The past 50 years or so of social progress have been tough to accept for those Americans who wonder why nobody holds “heterosexual pride” parades or celebrates White History Month. But now one of them is heading the U.S. Justice Department, and by threatening to take the nation’s colleges and universities to court over so-called “reverse racism,” Jeff Sessions is showing that he’s prepared to administer a destructive cure for a disease that doesn’t exist.

The initiative came to light last week in a New York Times story that cited an internal announcement of the department’s new priority: “investigations and possible litigation related to intentional race-based discrimination in college and university admissions.” Though the document didn’t specify who’s considered at risk from affirmative action policies, both critics and supporters of the initiative told the Times that the effort is targeting programs that seek to help black and Latino students.

Why this issue, and why now? The second question is easier to answer than the first one. The move is timed to appeal to Americans who see anti-white bias as a significant problem — and nearly half of Trump voters believe that whites face “a lot of discrimination,” they told pollsters just after the election. What’s more, according to recent research by Cato Institute polling director Emily Ekins, the voters who feel a sense of racial solidarity with the president are also the most likely of his supporters to stand by him through his administration’s many twists and turns.

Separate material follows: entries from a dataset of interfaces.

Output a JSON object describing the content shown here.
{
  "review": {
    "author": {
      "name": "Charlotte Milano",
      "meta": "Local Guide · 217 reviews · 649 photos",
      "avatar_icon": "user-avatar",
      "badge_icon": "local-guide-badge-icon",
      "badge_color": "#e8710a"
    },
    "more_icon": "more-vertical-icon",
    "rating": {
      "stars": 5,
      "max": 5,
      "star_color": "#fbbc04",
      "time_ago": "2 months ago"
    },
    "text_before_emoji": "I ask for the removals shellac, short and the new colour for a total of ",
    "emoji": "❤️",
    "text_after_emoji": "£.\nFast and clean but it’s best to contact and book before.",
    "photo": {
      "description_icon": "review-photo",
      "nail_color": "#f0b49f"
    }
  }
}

And the idea that anti-white bias is actually doing harm is staggeringly hard to combat, despite the mountain of data that show that white people are well served by our higher education system. White adults, for example, are far more likely to obtain a bachelor’s degree than either black or Hispanic Americans. Whites made up 60 percent of the nation’s high school graduates in 2004, according to a 2012 Stanford University study, but accounted for nearly three-quarters of all applicants admitted to the nation’s most selective colleges. And white young people from wealthy families have advantages that others don’t, in the form of parental donations and legacy admission preferences that propel their college applications to the top of the pile.

But in an increasingly diverse society where a bachelor’s degree has become the key to a living wage and a middle-class life, we can’t afford colleges and universities whose doors aren’t open to all students. If the Trump administration can’t be persuaded by the moral arguments for maintaining affirmative action, let’s make the pragmatic case instead. We have too many actual civil rights issues to address without being distracted by a made-up one.